In August 1998, Russia experienced what seemed a classical financial crisis, combining a currency crisis, a debt crisis and a banking crisis. The Russian crisis was also evidently connected with the earlier Asian crisis, and sent shock waves across global financial markets.
The Russian Federation was forced to devalue the rouble and declare a moratorium on its debt servicing. Russia was badly hit by unfavourable external conditions, but the main reason for the crisis was the inability of the fiscal authorities to bring the budget deficit under control.
When the rouble was devalued, the Russian Federation was unable to meet its domestic or external obligations.

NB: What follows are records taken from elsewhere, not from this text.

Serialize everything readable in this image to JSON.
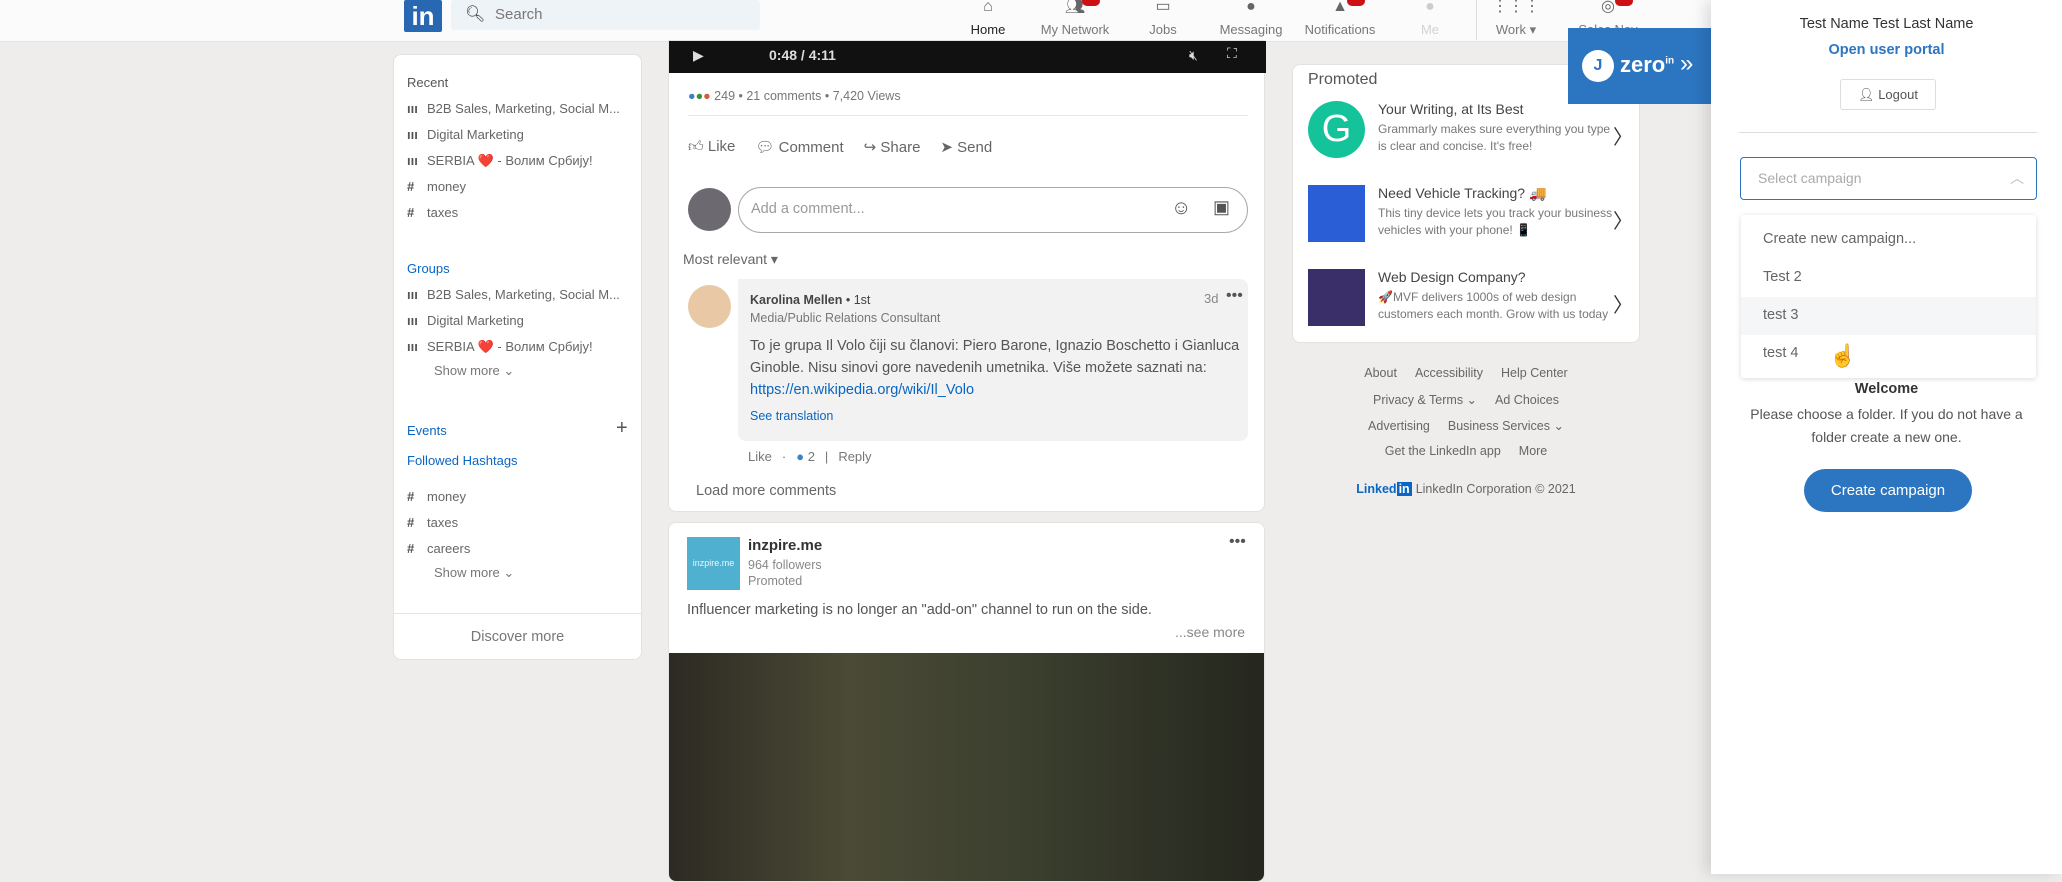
{
  "topnav": {
    "logo": "in",
    "search_placeholder": "Search",
    "items": [
      {
        "label": "Home",
        "icon": "home-icon"
      },
      {
        "label": "My Network",
        "icon": "network-icon"
      },
      {
        "label": "Jobs",
        "icon": "briefcase-icon"
      },
      {
        "label": "Messaging",
        "icon": "chat-icon"
      },
      {
        "label": "Notifications",
        "icon": "bell-icon"
      },
      {
        "label": "Me",
        "icon": "avatar-icon"
      },
      {
        "label": "Work",
        "icon": "grid-icon"
      },
      {
        "label": "Sales Nav",
        "icon": "compass-icon"
      }
    ]
  },
  "sidebar": {
    "recent_title": "Recent",
    "recent": [
      {
        "label": "B2B Sales, Marketing, Social M...",
        "icon": "group-icon"
      },
      {
        "label": "Digital Marketing",
        "icon": "group-icon"
      },
      {
        "label": "SERBIA ❤️ - Волим Србију!",
        "icon": "group-icon"
      },
      {
        "label": "money",
        "icon": "hashtag-icon"
      },
      {
        "label": "taxes",
        "icon": "hashtag-icon"
      }
    ],
    "groups_title": "Groups",
    "groups": [
      "B2B Sales, Marketing, Social M...",
      "Digital Marketing",
      "SERBIA ❤️ - Волим Србију!"
    ],
    "show_more": "Show more",
    "events_title": "Events",
    "hashtags_title": "Followed Hashtags",
    "hashtags": [
      "money",
      "taxes",
      "careers"
    ],
    "discover_more": "Discover more"
  },
  "post1": {
    "video_time": "0:48 / 4:11",
    "stats": "249 • 21 comments • 7,420 Views",
    "actions": [
      "Like",
      "Comment",
      "Share",
      "Send"
    ],
    "comment_placeholder": "Add a comment...",
    "sort": "Most relevant",
    "comment": {
      "author": "Karolina Mellen",
      "degree": "• 1st",
      "headline": "Media/Public Relations Consultant",
      "time": "3d",
      "text": "To je grupa Il Volo čiji su članovi: Piero Barone, Ignazio Boschetto i Gianluca Ginoble. Nisu sinovi gore navedenih umetnika. Više možete saznati na: ",
      "link": "https://en.wikipedia.org/wiki/Il_Volo",
      "translate": "See translation",
      "like": "Like",
      "likes": "2",
      "reply": "Reply"
    },
    "load_more": "Load more comments"
  },
  "post2": {
    "company": "inzpire.me",
    "logo_text": "inzpire.me",
    "followers": "964 followers",
    "promoted": "Promoted",
    "text": "Influencer marketing is no longer an \"add-on\" channel to run on the side.",
    "see_more": "...see more"
  },
  "promoted": {
    "title": "Promoted",
    "ads": [
      {
        "title": "Your Writing, at Its Best",
        "desc": "Grammarly makes sure everything you type is clear and concise. It's free!"
      },
      {
        "title": "Need Vehicle Tracking? 🚚",
        "desc": "This tiny device lets you track your business vehicles with your phone! 📱"
      },
      {
        "title": "Web Design Company?",
        "desc": "🚀MVF delivers 1000s of web design customers each month. Grow with us today"
      }
    ]
  },
  "footer": {
    "row1": [
      "About",
      "Accessibility",
      "Help Center"
    ],
    "row2": [
      "Privacy & Terms ⌄",
      "Ad Choices"
    ],
    "row3": [
      "Advertising",
      "Business Services ⌄"
    ],
    "row4": [
      "Get the LinkedIn app",
      "More"
    ],
    "brand": "Linked",
    "copyright": "LinkedIn Corporation © 2021"
  },
  "zeroin": {
    "brand": "zero",
    "sup": "in",
    "toggle": "»"
  },
  "panel": {
    "user": "Test Name Test Last Name",
    "portal": "Open user portal",
    "logout": "Logout",
    "select_placeholder": "Select campaign",
    "options": [
      "Create new campaign...",
      "Test 2",
      "test 3",
      "test 4"
    ],
    "hovered_option": "test 3",
    "welcome": "Welcome",
    "message": "Please choose a folder. If you do not have a folder create a new one.",
    "create": "Create campaign"
  },
  "colors": {
    "accent": "#2c75c1",
    "linkedin": "#0a66c2"
  }
}
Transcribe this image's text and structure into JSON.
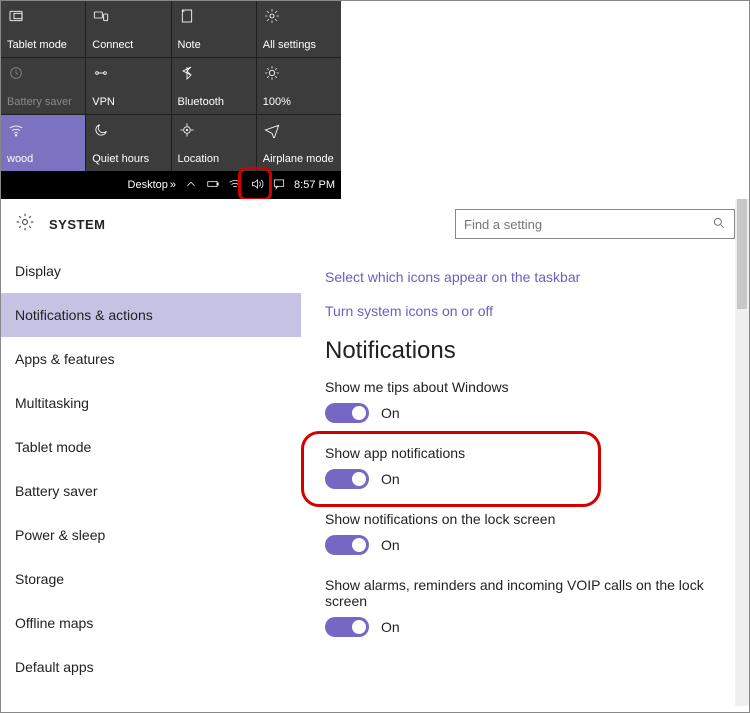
{
  "action_center": {
    "tiles": [
      {
        "label": "Tablet mode",
        "icon": "tablet-icon",
        "state": "normal"
      },
      {
        "label": "Connect",
        "icon": "connect-icon",
        "state": "normal"
      },
      {
        "label": "Note",
        "icon": "note-icon",
        "state": "normal"
      },
      {
        "label": "All settings",
        "icon": "gear-icon",
        "state": "normal"
      },
      {
        "label": "Battery saver",
        "icon": "battery-icon",
        "state": "dim"
      },
      {
        "label": "VPN",
        "icon": "vpn-icon",
        "state": "normal"
      },
      {
        "label": "Bluetooth",
        "icon": "bluetooth-icon",
        "state": "normal"
      },
      {
        "label": "100%",
        "icon": "brightness-icon",
        "state": "normal"
      },
      {
        "label": "wood",
        "icon": "wifi-icon",
        "state": "active"
      },
      {
        "label": "Quiet hours",
        "icon": "moon-icon",
        "state": "normal"
      },
      {
        "label": "Location",
        "icon": "location-icon",
        "state": "normal"
      },
      {
        "label": "Airplane mode",
        "icon": "airplane-icon",
        "state": "normal"
      }
    ]
  },
  "taskbar": {
    "desktop_label": "Desktop",
    "time": "8:57 PM"
  },
  "settings": {
    "header": {
      "title": "SYSTEM"
    },
    "search": {
      "placeholder": "Find a setting"
    },
    "sidebar": {
      "items": [
        {
          "label": "Display"
        },
        {
          "label": "Notifications & actions",
          "selected": true
        },
        {
          "label": "Apps & features"
        },
        {
          "label": "Multitasking"
        },
        {
          "label": "Tablet mode"
        },
        {
          "label": "Battery saver"
        },
        {
          "label": "Power & sleep"
        },
        {
          "label": "Storage"
        },
        {
          "label": "Offline maps"
        },
        {
          "label": "Default apps"
        }
      ]
    },
    "main": {
      "links": [
        "Select which icons appear on the taskbar",
        "Turn system icons on or off"
      ],
      "section_heading": "Notifications",
      "options": [
        {
          "label": "Show me tips about Windows",
          "state": "On"
        },
        {
          "label": "Show app notifications",
          "state": "On",
          "highlight": true
        },
        {
          "label": "Show notifications on the lock screen",
          "state": "On"
        },
        {
          "label": "Show alarms, reminders and incoming VOIP calls on the lock screen",
          "state": "On"
        }
      ]
    }
  }
}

The holders of Russia's domestic debt were forced to accept unfavourable restructuring terms, and now also some holders of the old Soviet debt instruments have accepted a significant reduction in the value of their holdings.